Exercise material.

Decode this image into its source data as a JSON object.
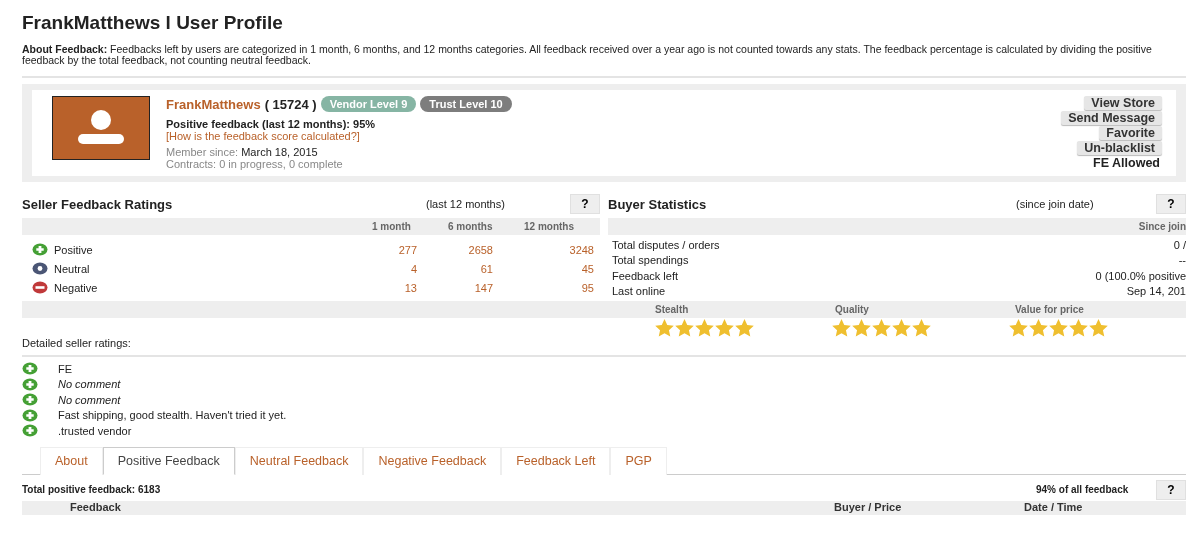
{
  "title": "FrankMatthews l User Profile",
  "about": {
    "label": "About Feedback:",
    "text": "Feedbacks left by users are categorized in 1 month, 6 months, and 12 months categories. All feedback received over a year ago is not counted towards any stats. The feedback percentage is calculated by dividing the positive feedback by the total feedback, not counting neutral feedback."
  },
  "profile": {
    "name": "FrankMatthews",
    "score": "( 15724 )",
    "badges": [
      {
        "label": "Vendor Level 9",
        "color": "#86b5a4"
      },
      {
        "label": "Trust Level 10",
        "color": "#7d7d7d"
      }
    ],
    "positive": "Positive feedback (last 12 months): 95%",
    "how_link": "[How is the feedback score calculated?]",
    "member_label": "Member since:",
    "member_date": "March 18, 2015",
    "contracts": "Contracts: 0 in progress, 0 complete",
    "actions": [
      "View Store",
      "Send Message",
      "Favorite",
      "Un-blacklist"
    ],
    "fe_status": "FE Allowed"
  },
  "seller": {
    "title": "Seller Feedback Ratings",
    "period": "(last 12 months)",
    "help": "?",
    "columns": [
      "1 month",
      "6 months",
      "12 months"
    ],
    "rows": [
      {
        "kind": "positive",
        "label": "Positive",
        "values": [
          "277",
          "2658",
          "3248"
        ]
      },
      {
        "kind": "neutral",
        "label": "Neutral",
        "values": [
          "4",
          "61",
          "45"
        ]
      },
      {
        "kind": "negative",
        "label": "Negative",
        "values": [
          "13",
          "147",
          "95"
        ]
      }
    ]
  },
  "buyer": {
    "title": "Buyer Statistics",
    "period": "(since join date)",
    "help": "?",
    "column": "Since join",
    "rows": [
      {
        "label": "Total disputes / orders",
        "value": "0 /"
      },
      {
        "label": "Total spendings",
        "value": "--"
      },
      {
        "label": "Feedback left",
        "value": "0 (100.0% positive"
      },
      {
        "label": "Last online",
        "value": "Sep 14, 201"
      }
    ],
    "ratings": [
      {
        "label": "Stealth",
        "stars": 5
      },
      {
        "label": "Quality",
        "stars": 5
      },
      {
        "label": "Value for price",
        "stars": 5
      }
    ]
  },
  "detailed": {
    "title": "Detailed seller ratings:",
    "items": [
      {
        "kind": "positive",
        "text": "FE",
        "italic": false
      },
      {
        "kind": "positive",
        "text": "No comment",
        "italic": true
      },
      {
        "kind": "positive",
        "text": "No comment",
        "italic": true
      },
      {
        "kind": "positive",
        "text": "Fast shipping, good stealth. Haven't tried it yet.",
        "italic": false
      },
      {
        "kind": "positive",
        "text": ".trusted vendor",
        "italic": false
      }
    ]
  },
  "tabs": [
    {
      "label": "About",
      "selected": false
    },
    {
      "label": "Positive Feedback",
      "selected": true
    },
    {
      "label": "Neutral Feedback",
      "selected": false
    },
    {
      "label": "Negative Feedback",
      "selected": false
    },
    {
      "label": "Feedback Left",
      "selected": false
    },
    {
      "label": "PGP",
      "selected": false
    }
  ],
  "feedback": {
    "total": "Total positive feedback: 6183",
    "share": "94% of all feedback",
    "help": "?",
    "columns": [
      "Feedback",
      "Buyer / Price",
      "Date / Time"
    ]
  }
}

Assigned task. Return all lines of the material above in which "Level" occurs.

Exercise response.
        "label": "Vendor Level 9",
        "label": "Trust Level 10",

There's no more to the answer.